Location: Aquatic Animal Health Research
Project Number: 6420-32000-022-00
Start Date: Dec 14, 2004
End Date: Dec 13, 2009

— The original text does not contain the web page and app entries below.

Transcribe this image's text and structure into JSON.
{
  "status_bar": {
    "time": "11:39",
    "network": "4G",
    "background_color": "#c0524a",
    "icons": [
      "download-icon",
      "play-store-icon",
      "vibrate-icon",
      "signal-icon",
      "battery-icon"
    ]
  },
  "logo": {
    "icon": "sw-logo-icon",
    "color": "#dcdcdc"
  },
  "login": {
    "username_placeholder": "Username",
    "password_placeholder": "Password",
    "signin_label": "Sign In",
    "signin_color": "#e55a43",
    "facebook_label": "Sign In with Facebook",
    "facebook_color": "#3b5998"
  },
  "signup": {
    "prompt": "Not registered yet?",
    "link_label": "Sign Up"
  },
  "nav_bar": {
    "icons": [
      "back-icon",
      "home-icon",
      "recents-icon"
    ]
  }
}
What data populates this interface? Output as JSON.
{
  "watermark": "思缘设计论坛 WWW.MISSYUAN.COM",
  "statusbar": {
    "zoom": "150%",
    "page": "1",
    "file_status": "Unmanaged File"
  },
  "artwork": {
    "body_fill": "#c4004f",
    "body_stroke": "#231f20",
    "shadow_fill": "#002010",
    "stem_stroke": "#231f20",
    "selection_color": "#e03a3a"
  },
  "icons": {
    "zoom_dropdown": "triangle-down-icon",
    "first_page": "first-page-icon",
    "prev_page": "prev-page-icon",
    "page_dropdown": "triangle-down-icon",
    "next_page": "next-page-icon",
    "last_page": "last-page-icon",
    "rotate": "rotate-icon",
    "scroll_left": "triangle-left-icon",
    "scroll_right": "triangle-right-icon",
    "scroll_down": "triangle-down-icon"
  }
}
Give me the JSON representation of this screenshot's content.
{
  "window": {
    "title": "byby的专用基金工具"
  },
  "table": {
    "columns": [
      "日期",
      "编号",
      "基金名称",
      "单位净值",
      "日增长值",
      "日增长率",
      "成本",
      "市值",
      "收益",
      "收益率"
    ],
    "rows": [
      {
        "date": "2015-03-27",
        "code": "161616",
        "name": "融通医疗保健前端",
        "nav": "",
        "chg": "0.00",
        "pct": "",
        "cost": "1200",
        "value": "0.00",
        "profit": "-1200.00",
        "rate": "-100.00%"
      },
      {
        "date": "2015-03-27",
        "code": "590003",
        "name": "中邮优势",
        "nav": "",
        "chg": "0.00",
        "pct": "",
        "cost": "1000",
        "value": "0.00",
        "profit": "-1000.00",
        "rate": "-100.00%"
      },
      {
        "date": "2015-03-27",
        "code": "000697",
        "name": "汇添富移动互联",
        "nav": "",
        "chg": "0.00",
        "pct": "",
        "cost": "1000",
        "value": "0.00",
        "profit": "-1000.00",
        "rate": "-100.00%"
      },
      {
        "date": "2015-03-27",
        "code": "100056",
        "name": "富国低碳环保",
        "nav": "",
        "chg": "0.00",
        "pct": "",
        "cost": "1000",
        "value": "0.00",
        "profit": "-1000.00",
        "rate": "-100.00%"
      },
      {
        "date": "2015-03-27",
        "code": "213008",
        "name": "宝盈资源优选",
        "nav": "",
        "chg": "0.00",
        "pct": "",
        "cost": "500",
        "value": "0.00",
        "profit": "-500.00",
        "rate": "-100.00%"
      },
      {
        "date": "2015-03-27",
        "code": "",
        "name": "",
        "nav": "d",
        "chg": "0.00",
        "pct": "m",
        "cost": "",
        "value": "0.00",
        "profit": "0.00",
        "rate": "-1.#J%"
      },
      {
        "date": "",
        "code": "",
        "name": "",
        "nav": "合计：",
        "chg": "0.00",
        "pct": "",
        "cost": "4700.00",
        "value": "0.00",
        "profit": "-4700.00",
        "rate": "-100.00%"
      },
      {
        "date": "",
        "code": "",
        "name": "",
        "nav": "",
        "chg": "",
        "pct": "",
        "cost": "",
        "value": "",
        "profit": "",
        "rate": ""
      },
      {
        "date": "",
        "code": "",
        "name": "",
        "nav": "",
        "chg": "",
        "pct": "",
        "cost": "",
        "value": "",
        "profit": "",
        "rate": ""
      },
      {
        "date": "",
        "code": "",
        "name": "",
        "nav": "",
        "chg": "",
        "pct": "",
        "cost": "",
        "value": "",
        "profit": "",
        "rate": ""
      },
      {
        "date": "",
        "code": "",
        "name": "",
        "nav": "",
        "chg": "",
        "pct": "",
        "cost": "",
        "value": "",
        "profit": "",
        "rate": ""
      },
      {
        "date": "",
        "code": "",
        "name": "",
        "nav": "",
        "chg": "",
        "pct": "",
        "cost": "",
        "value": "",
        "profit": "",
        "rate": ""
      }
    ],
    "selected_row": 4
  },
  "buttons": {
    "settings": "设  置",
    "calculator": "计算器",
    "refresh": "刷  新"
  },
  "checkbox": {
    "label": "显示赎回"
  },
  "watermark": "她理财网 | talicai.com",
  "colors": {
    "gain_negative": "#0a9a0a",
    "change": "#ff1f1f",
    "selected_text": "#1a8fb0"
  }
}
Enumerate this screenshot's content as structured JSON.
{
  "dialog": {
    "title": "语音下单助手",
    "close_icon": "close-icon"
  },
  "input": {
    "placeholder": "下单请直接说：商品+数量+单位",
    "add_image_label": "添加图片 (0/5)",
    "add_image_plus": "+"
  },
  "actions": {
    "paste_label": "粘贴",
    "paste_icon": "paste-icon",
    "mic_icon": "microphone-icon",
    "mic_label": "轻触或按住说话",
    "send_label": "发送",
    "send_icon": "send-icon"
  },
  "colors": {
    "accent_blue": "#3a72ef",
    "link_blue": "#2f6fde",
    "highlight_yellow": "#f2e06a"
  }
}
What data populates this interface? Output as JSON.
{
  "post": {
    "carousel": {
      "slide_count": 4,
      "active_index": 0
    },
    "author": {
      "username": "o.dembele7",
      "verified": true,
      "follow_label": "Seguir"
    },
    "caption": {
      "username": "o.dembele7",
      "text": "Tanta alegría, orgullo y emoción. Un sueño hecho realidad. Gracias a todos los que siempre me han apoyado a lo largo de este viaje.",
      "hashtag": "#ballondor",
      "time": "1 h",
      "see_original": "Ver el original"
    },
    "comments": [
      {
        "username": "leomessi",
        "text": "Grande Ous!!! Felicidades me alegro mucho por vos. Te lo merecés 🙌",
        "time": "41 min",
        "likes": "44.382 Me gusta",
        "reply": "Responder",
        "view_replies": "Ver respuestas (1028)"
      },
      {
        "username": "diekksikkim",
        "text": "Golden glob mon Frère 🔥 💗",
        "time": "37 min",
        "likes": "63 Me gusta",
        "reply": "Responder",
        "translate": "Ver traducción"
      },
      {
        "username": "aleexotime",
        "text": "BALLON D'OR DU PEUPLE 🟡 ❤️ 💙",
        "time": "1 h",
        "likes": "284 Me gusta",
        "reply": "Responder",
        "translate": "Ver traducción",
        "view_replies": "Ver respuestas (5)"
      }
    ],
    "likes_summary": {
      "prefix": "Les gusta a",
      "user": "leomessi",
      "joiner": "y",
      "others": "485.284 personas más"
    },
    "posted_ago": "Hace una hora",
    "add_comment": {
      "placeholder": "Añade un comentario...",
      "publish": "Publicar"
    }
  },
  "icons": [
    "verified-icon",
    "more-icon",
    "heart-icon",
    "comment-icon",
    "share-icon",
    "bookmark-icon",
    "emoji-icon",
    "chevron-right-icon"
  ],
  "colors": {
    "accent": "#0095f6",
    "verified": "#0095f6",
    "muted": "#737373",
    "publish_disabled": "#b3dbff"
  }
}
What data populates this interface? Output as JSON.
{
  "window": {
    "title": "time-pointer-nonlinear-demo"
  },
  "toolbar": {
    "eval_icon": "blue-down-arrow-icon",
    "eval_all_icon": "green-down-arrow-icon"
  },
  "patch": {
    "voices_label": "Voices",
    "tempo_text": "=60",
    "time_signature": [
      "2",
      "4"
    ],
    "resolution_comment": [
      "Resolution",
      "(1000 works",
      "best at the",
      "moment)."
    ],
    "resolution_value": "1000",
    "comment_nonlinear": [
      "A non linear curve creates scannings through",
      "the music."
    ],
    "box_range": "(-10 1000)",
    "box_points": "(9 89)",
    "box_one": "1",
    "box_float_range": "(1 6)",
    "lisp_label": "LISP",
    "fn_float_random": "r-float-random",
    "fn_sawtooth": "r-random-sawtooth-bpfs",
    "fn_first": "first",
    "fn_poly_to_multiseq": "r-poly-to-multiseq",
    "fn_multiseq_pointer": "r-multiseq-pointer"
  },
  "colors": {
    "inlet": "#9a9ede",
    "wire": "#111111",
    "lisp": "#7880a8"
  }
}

The goal of this research project is to provide fish farmers and fish health managers tools for diagnosing and identifying pathogens and off-flavor compounds in aquaculture and to answer basic questions on disease transmission and epidemiology. The specific objective of the project include: 1) develop and apply rapid non-lethal methods to detect, diagnose and evaluate the effects of pathogens, off-flavor compounds and toxins in aquatic animals; 2) develop in vivo and in vitro models for addressing the mechanisms of disease for bacteria, parasites and toxins in aquatic animals and 3) determine risk factors and disease prevalence, incidence, sources and origin of economically important aquatic animal pathogens, especially, Edwardsiella ictaluri, E. tarda, Flavobacterium columnare, Streptococcus iniae, S. agalactiae, Ichthyophthirius multifiliis and Henneguya icatluri (cause of PGD). The approaches include development and testing of the specificity and sensitivity of monoclonal and polyclonal antibody assays, molecular probes (PCR) and detection systems focused on rapid non-lethal detection and identification of pathogens. The approach used for off-flavor compound detection will be canine olfactory detection. Basic studies on the mechanism of disease will be set up to address both horizontal and vertical transmission of the above disease agents. Studies will also be designed to address the effect of toxic compounds on fish in vivo (water borne exposure) and in vitro (i.e. on cell lines or primary cell cultures). The final objective will be completed using a multidisciplinary approach including microbiology, parasitology, immunology, histology and nutrition to answer questions on epidemiology. Meeting the objectives of this multifaceted project will provide information that can be used by fish farmers and aquatic health managers to help reduce the economic impact of health problems in aquatic animal production.